Science and Tech


Google Names New Head Of Glass, Continues NBA Push

As Google readies itself for a Glass launch late this year, it's making moves to re-position the tech as an everyday device for average consumers.
Posted at 2:56 PM, May 16, 2014

Google wants you to see Glass differently.

Right now, it's a $1,500 novelty that feels reserved for the earliest of tech adopters. So what's Google's plan?

Take it out of tech. And try sports? Maybe fashion? How about food? (Via Indiana Pacers, Google, Google)

Google announced Thursday former marketing executive Ivy Ross is taking over as head of the Glass division. Her non-tech past with companies like Mattel, Disney and Coach suggest a further repositioning of the tech.

The Wall Street Journal says the hire speaks to Google’s primary problem with Glass. “How do you turn a gadget that has become a privacy flash point into an acceptable piece of everyday fashion?”

Well, one answer Google's exploring is increasing visibility to the tech. Maybe at, say, a highly televised event?

This week, Glass was seen again at an Indiana Pacers game.

Only this time, Indianapolis Colts defensive end Robert Mathis donned the high-tech eyeware courtside for a playoff game. The team reportedly uses Glass to beam pictures and views from around the stadium to its scoreboard. (Via YouTube / pacersvideo)

The Sacramento Kings also embraced the specs earlier this year to give fans an "unprecedented on-court perspective." Maybe it's the team's proximity to Silicon Valley?

​Perhaps, but the tech is trending in the NBA.

The Golden State Warriors organization announced in January it's developing a Glass app.

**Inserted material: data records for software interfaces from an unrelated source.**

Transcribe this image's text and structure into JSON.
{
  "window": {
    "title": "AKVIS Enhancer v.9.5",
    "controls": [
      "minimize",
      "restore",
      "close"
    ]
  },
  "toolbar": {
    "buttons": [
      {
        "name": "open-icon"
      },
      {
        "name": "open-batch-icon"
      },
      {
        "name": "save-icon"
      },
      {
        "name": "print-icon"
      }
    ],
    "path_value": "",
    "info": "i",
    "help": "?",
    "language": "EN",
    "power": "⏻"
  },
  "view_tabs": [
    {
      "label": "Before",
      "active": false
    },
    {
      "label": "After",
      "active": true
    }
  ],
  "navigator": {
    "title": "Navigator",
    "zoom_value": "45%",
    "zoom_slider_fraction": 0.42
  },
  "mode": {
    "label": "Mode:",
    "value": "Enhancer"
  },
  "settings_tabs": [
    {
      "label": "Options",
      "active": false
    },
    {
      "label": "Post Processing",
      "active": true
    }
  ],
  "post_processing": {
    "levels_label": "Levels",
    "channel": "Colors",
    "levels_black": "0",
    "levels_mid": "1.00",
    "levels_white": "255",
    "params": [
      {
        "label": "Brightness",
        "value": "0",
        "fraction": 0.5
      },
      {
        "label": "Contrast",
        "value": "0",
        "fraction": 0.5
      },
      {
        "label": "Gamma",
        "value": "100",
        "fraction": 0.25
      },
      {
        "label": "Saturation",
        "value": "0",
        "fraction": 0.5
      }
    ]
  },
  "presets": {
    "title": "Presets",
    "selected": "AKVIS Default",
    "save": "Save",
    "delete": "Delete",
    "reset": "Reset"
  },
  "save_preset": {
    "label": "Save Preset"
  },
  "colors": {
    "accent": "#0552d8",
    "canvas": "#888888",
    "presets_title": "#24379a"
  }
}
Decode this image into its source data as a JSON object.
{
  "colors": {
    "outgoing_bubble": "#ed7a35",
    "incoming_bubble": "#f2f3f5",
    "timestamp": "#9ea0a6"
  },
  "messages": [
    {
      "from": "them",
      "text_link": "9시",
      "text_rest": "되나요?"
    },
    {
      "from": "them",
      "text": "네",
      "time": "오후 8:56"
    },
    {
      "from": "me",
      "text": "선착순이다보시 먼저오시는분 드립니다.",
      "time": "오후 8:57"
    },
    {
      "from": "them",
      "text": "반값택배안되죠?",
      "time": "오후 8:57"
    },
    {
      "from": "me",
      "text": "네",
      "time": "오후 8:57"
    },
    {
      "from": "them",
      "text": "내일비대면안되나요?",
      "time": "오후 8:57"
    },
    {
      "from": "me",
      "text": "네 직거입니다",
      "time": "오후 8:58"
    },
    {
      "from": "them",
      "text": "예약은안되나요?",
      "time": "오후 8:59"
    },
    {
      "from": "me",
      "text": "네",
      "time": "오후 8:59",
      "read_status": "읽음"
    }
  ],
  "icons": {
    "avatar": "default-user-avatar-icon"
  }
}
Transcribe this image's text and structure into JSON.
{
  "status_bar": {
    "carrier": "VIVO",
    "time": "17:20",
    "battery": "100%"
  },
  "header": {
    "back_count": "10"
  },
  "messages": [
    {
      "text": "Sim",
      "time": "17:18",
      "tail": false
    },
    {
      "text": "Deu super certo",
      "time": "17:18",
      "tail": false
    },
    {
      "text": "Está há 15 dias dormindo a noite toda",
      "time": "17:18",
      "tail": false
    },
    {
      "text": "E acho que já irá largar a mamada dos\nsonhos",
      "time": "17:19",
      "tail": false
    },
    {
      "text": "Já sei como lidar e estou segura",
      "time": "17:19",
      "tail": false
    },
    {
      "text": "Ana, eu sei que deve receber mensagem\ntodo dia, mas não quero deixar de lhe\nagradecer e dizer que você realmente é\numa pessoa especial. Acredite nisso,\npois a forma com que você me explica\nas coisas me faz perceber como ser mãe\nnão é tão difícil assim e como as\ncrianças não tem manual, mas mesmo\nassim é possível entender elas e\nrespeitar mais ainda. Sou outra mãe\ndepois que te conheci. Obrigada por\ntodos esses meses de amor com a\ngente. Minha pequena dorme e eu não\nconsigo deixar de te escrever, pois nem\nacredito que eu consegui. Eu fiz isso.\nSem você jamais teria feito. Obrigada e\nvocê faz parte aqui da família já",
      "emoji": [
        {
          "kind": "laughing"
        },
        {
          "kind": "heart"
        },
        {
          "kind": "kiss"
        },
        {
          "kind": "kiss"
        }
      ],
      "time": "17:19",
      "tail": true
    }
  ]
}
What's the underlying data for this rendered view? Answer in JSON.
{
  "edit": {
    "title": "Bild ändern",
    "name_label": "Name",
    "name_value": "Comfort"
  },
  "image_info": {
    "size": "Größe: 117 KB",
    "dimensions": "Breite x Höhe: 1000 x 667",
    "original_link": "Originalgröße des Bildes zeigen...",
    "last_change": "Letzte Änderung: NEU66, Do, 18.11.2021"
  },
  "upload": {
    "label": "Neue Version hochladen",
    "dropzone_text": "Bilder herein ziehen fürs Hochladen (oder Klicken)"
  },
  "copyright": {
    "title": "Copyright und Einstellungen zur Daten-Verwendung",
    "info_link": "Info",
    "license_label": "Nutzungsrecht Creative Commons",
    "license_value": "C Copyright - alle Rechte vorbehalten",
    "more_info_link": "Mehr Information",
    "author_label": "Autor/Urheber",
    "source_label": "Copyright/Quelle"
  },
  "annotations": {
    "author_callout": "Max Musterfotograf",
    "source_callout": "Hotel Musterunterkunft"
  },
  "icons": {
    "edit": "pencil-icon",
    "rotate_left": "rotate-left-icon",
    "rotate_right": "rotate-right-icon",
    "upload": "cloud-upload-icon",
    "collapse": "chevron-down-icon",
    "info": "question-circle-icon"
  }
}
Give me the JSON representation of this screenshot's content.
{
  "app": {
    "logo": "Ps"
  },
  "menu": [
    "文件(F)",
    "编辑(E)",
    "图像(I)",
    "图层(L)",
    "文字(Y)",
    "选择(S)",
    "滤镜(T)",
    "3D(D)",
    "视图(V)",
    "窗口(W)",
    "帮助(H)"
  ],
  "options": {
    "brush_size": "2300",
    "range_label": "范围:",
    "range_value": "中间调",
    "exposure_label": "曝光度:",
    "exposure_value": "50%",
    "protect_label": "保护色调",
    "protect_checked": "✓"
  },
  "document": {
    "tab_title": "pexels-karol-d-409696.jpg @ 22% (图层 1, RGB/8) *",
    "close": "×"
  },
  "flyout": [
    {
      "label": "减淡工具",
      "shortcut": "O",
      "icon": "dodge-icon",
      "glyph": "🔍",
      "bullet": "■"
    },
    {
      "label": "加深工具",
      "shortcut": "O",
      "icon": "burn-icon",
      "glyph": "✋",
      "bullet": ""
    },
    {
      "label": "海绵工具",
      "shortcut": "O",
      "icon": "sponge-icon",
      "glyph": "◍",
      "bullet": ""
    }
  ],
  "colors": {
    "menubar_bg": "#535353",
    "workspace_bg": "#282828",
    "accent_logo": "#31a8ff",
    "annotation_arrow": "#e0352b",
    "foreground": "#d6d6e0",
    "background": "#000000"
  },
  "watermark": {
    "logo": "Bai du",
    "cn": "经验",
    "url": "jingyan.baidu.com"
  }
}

​​​And Victor Oladipo, who was drafted second overall last year by the Orlando Magic, wore a pair on draft day. (Via The Verge)

"Come with me on the VO show in my journey — the day of the draft."

It's not immediately clear where Ross might try to push Glass next.

But her appointment is timely, as a beta version of Google Glass is now on sale to anyone in the U.S. while supplies last. (Via CNN)

And have you noticed all of its promos, like this one with producer Young Guru, feature non-tech industries? (Via Google)

You can believe the Mountain View team wants Glass on the faces of people outside of Silicon Valley before its official launch sometime later this year. (Via Google)